Beechcraft, which has twice lost the competition to a partnership between Brazil's Embraer and the Sierra Nevada Corp. despite its official protests, is now calling on Congress to get involved.
Although its bid to win the $427 million contract for 20 aircraft has been shot down again in its appeal to the U.S. General Accounting Office, acquisition of Brazilian planes should be restricted to just the initial order under the contract.
"It is now time for Congress to step in and put an end to this flawed acquisition process and limit the purchase of the Brazilian aircraft to only that of the Afghanistan requirement covered by the first delivery order of the LAS contract," it said late last week.
"Beechcraft remains confident that the AT-6, which was rated "Exceptional" by the Air Force, was the better choice for LAS and is the best aircraft for U.S. partner nations in need of light attack aircraft. The company is certain that future procurements, including those run by other governments, will validate this rating and result in the selection of the AT-6 for counter-insurgency and irregular warfare missions."
The statement came in advance of an expected GAO release of its decision on Beechcraft's petition for additional review of the U.S. Air Force decision.
The Air Force Feb. 27 gave the contract to Embraer-SNC for Embraer's A-29 Super Tucano, a small turboprop aircraft for military pilot training and close air support by nations around the world. The USAF had awarded the team the contract earlier but Beechcraft, alleging "bias," protested and the Air Force reviewed its decision and reopened bidding.
The result was a delay of a year or more in a program the military considers a priority given that U.S. forces are preparing to withdraw from Afghanistan and the urgent need for the aircraft by Afghan forces.
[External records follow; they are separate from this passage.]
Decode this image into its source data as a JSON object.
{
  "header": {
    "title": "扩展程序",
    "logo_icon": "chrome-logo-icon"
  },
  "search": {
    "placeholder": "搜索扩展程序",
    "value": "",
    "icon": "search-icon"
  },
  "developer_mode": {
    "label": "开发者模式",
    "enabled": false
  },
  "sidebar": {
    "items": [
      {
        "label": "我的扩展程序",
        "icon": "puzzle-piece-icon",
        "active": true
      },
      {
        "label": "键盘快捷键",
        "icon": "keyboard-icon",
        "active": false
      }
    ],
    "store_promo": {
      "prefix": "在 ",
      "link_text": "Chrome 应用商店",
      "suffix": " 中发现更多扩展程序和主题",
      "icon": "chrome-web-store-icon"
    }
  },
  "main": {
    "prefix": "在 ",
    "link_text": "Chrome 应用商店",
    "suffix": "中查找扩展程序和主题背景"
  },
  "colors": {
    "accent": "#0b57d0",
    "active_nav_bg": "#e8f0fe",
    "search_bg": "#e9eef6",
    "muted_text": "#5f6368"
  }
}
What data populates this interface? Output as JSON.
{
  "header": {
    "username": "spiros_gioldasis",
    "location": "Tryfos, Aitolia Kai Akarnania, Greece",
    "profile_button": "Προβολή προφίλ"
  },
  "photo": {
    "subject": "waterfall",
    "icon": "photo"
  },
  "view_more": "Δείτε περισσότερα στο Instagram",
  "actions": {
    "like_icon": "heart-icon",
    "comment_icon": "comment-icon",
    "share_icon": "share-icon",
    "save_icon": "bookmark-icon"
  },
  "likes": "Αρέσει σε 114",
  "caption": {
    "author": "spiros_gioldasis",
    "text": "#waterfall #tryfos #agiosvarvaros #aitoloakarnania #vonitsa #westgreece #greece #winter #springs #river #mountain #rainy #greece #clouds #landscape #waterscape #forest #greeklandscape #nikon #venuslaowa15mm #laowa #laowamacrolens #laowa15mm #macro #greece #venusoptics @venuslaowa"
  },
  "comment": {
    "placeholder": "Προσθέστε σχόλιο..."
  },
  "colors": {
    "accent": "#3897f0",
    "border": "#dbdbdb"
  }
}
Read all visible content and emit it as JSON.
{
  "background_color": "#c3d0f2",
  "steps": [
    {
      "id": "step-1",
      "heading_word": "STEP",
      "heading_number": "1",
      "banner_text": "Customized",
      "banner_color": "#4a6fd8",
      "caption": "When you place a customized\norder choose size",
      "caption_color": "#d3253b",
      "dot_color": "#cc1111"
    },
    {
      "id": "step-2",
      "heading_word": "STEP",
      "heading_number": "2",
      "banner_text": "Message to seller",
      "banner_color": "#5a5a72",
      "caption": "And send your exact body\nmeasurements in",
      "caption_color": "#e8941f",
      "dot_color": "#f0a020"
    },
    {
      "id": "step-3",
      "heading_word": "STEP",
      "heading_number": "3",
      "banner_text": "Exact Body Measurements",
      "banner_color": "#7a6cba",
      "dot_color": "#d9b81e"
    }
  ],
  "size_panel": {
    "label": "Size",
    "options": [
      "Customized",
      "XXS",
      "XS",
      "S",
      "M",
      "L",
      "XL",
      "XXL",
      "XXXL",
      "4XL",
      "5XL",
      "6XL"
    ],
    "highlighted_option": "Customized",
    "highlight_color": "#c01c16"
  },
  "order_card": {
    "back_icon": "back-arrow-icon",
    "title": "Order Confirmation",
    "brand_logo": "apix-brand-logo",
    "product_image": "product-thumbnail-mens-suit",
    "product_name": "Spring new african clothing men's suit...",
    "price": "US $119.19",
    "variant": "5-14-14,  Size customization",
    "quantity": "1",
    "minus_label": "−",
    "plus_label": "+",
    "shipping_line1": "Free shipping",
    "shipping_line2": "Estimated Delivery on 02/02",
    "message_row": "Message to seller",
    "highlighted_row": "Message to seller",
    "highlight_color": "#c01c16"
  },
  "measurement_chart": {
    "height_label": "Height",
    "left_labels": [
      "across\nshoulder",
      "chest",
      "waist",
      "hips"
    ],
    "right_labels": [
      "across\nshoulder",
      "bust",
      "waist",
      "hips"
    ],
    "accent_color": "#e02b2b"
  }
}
When the Air Force chose the A-29 for the second time, Beechcraft protested again but the military tapped an override provision in the appeal process and stuck by its guns.
Embraer-SNC, promised in their bid that the aircraft would be assembled in the United States and work would involve components and other supply-chain items from U.S. companies. It has already leased facilities in Florida and officially opened an assembly line for the aircraft.
"It is deeply distressing that the Air Force selected a more expensive, less capable, foreign-manufactured airplane with weapons and systems unfamiliar to, and outside the control of, the United States military," Beechcraft said in its new statement.
"We have known that the requirements for this procurement were written to favor the competition's aircraft. During this protest, we learned that the GAO's review looks only at whether the Air Force followed its process, but not whether the process itself was actually correct or appropriate.
"We question whether the Embraer aircraft with its foreign-made weapons can be certified to U.S. military standards in time to provide the mission-capable aircraft per the contract."